Excerpted data Block Start

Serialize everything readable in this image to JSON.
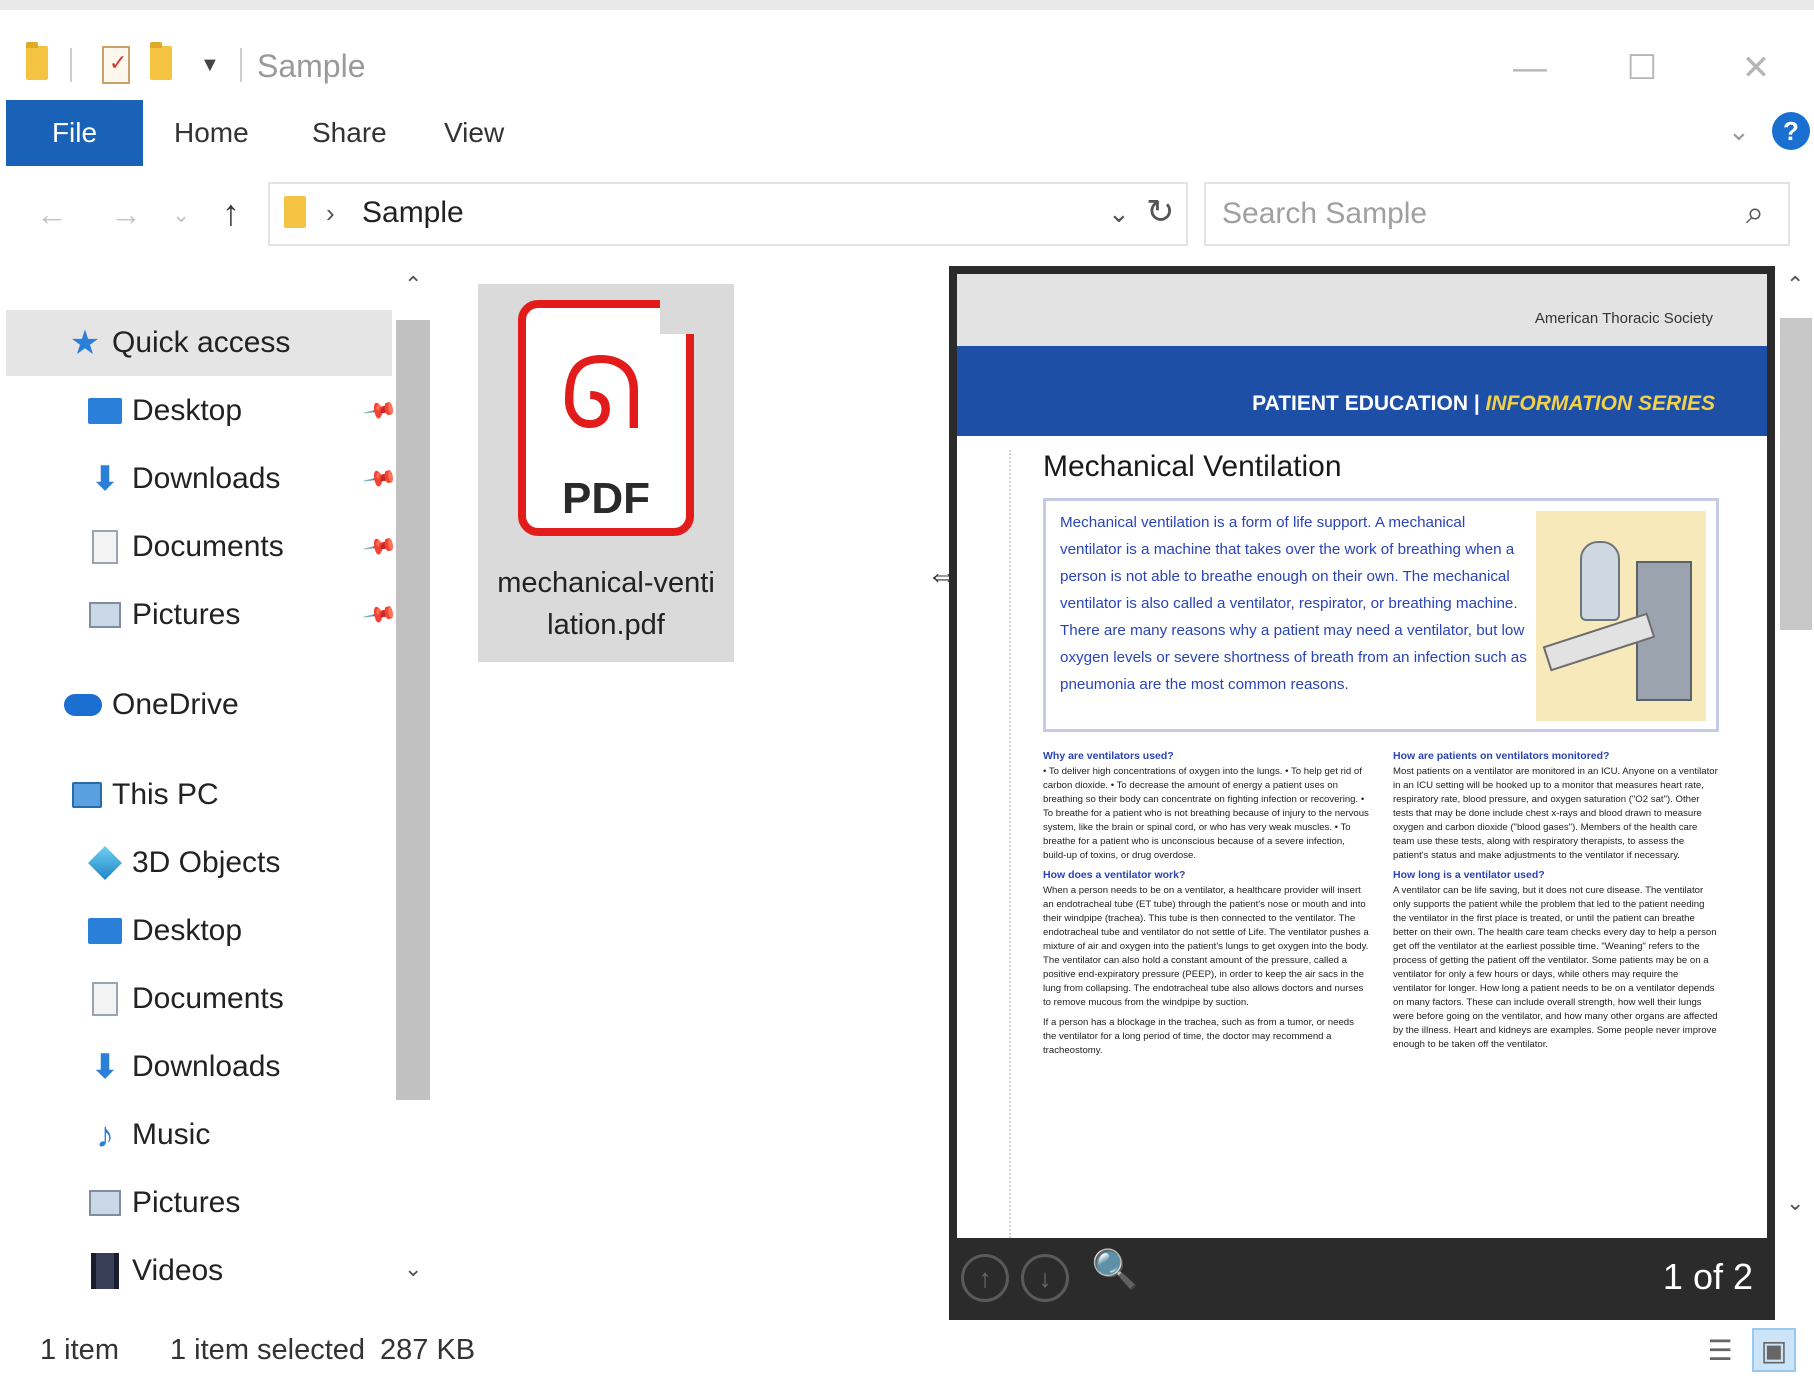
{
  "window": {
    "title": "Sample",
    "minimize": "—",
    "maximize": "☐",
    "close": "✕"
  },
  "ribbon": {
    "tabs": [
      "File",
      "Home",
      "Share",
      "View"
    ],
    "help": "?"
  },
  "address": {
    "path": "Sample",
    "arrow": "›",
    "dropdown": "⌄",
    "refresh": "↻"
  },
  "search": {
    "placeholder": "Search Sample"
  },
  "nav": {
    "back": "←",
    "forward": "→",
    "recent": "⌄",
    "up": "↑"
  },
  "navpane": {
    "quick_access": "Quick access",
    "quick_items": [
      {
        "label": "Desktop",
        "icon": "desktop-icon"
      },
      {
        "label": "Downloads",
        "icon": "downloads-icon"
      },
      {
        "label": "Documents",
        "icon": "documents-icon"
      },
      {
        "label": "Pictures",
        "icon": "pictures-icon"
      }
    ],
    "onedrive": "OneDrive",
    "this_pc": "This PC",
    "pc_items": [
      {
        "label": "3D Objects",
        "icon": "3d-objects-icon"
      },
      {
        "label": "Desktop",
        "icon": "desktop-icon"
      },
      {
        "label": "Documents",
        "icon": "documents-icon"
      },
      {
        "label": "Downloads",
        "icon": "downloads-icon"
      },
      {
        "label": "Music",
        "icon": "music-icon"
      },
      {
        "label": "Pictures",
        "icon": "pictures-icon"
      },
      {
        "label": "Videos",
        "icon": "videos-icon"
      }
    ]
  },
  "file": {
    "icon_label": "PDF",
    "name": "mechanical-ventilation.pdf",
    "name_line1": "mechanical-venti",
    "name_line2": "lation.pdf"
  },
  "preview": {
    "society": "American Thoracic Society",
    "banner_a": "PATIENT EDUCATION | ",
    "banner_b": "INFORMATION SERIES",
    "heading": "Mechanical Ventilation",
    "intro": "Mechanical ventilation is a form of life support. A mechanical ventilator is a machine that takes over the work of breathing when a person is not able to breathe enough on their own. The mechanical ventilator is also called a ventilator, respirator, or breathing machine. There are many reasons why a patient may need a ventilator, but low oxygen levels or severe shortness of breath from an infection such as pneumonia are the most common reasons.",
    "left_col": [
      {
        "h": "Why are ventilators used?",
        "p": "• To deliver high concentrations of oxygen into the lungs. • To help get rid of carbon dioxide. • To decrease the amount of energy a patient uses on breathing so their body can concentrate on fighting infection or recovering. • To breathe for a patient who is not breathing because of injury to the nervous system, like the brain or spinal cord, or who has very weak muscles. • To breathe for a patient who is unconscious because of a severe infection, build-up of toxins, or drug overdose."
      },
      {
        "h": "How does a ventilator work?",
        "p": "When a person needs to be on a ventilator, a healthcare provider will insert an endotracheal tube (ET tube) through the patient's nose or mouth and into their windpipe (trachea). This tube is then connected to the ventilator. The endotracheal tube and ventilator do not settle of Life. The ventilator pushes a mixture of air and oxygen into the patient's lungs to get oxygen into the body. The ventilator can also hold a constant amount of the pressure, called a positive end-expiratory pressure (PEEP), in order to keep the air sacs in the lung from collapsing. The endotracheal tube also allows doctors and nurses to remove mucous from the windpipe by suction."
      },
      {
        "h": "",
        "p": "If a person has a blockage in the trachea, such as from a tumor, or needs the ventilator for a long period of time, the doctor may recommend a tracheostomy."
      }
    ],
    "right_col": [
      {
        "h": "How are patients on ventilators monitored?",
        "p": "Most patients on a ventilator are monitored in an ICU. Anyone on a ventilator in an ICU setting will be hooked up to a monitor that measures heart rate, respiratory rate, blood pressure, and oxygen saturation (\"O2 sat\"). Other tests that may be done include chest x-rays and blood drawn to measure oxygen and carbon dioxide (\"blood gases\"). Members of the health care team use these tests, along with respiratory therapists, to assess the patient's status and make adjustments to the ventilator if necessary."
      },
      {
        "h": "How long is a ventilator used?",
        "p": "A ventilator can be life saving, but it does not cure disease. The ventilator only supports the patient while the problem that led to the patient needing the ventilator in the first place is treated, or until the patient can breathe better on their own. The health care team checks every day to help a person get off the ventilator at the earliest possible time. \"Weaning\" refers to the process of getting the patient off the ventilator. Some patients may be on a ventilator for only a few hours or days, while others may require the ventilator for longer. How long a patient needs to be on a ventilator depends on many factors. These can include overall strength, how well their lungs were before going on the ventilator, and how many other organs are affected by the illness. Heart and kidneys are examples. Some people never improve enough to be taken off the ventilator."
      }
    ],
    "page_count": "1 of 2"
  },
  "status": {
    "items": "1 item",
    "selected": "1 item selected",
    "size": "287 KB"
  }
}
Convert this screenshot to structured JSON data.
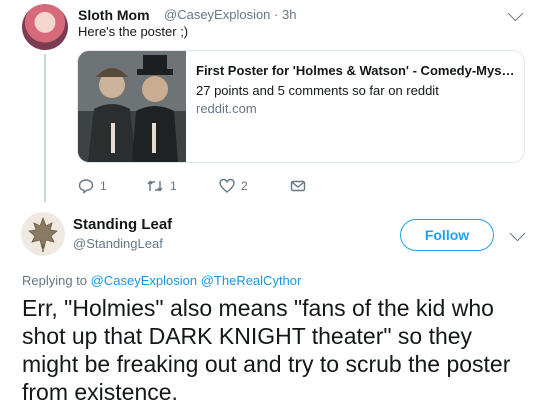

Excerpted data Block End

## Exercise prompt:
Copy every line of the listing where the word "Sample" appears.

## Response to the exercise:
    "title": "Sample",
    "path": "Sample",
    "placeholder": "Search Sample"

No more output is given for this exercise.